§ **PROBLEM REQUIREMENTS**:
From the entries below, please gather each line containing the string "text".
─── EXERCISE INPUT ───
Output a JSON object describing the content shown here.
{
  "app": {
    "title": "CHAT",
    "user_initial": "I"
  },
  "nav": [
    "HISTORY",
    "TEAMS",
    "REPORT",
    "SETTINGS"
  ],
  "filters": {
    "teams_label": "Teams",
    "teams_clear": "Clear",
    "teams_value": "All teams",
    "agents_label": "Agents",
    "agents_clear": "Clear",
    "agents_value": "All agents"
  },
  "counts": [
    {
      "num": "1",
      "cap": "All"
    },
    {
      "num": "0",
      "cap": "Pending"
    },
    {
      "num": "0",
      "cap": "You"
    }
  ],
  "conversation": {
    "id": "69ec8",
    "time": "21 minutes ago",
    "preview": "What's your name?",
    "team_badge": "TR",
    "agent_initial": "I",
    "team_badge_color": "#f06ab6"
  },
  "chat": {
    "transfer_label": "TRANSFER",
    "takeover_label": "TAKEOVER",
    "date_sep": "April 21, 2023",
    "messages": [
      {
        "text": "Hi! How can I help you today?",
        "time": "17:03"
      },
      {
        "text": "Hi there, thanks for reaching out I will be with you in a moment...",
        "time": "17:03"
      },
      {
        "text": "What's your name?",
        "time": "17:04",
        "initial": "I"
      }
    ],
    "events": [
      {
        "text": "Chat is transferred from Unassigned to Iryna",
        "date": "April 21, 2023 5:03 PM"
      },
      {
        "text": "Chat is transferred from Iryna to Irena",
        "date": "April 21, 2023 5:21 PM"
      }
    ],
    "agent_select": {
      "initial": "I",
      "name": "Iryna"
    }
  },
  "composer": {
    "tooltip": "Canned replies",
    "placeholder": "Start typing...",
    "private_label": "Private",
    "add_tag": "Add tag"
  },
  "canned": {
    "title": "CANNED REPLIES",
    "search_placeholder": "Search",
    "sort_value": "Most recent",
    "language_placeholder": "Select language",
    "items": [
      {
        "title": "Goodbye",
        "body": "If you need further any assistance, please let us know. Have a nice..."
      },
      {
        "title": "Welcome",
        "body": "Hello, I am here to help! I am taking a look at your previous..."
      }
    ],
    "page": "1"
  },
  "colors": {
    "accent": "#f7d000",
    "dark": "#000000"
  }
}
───
§ **EXERCISE RESPONSE**:
        "text": "Hi! How can I help you today?",
        "text": "Hi there, thanks for reaching out I will be with you in a moment...",
        "text": "What's your name?",
        "text": "Chat is transferred from Unassigned to Iryna",
        "text": "Chat is transferred from Iryna to Irena",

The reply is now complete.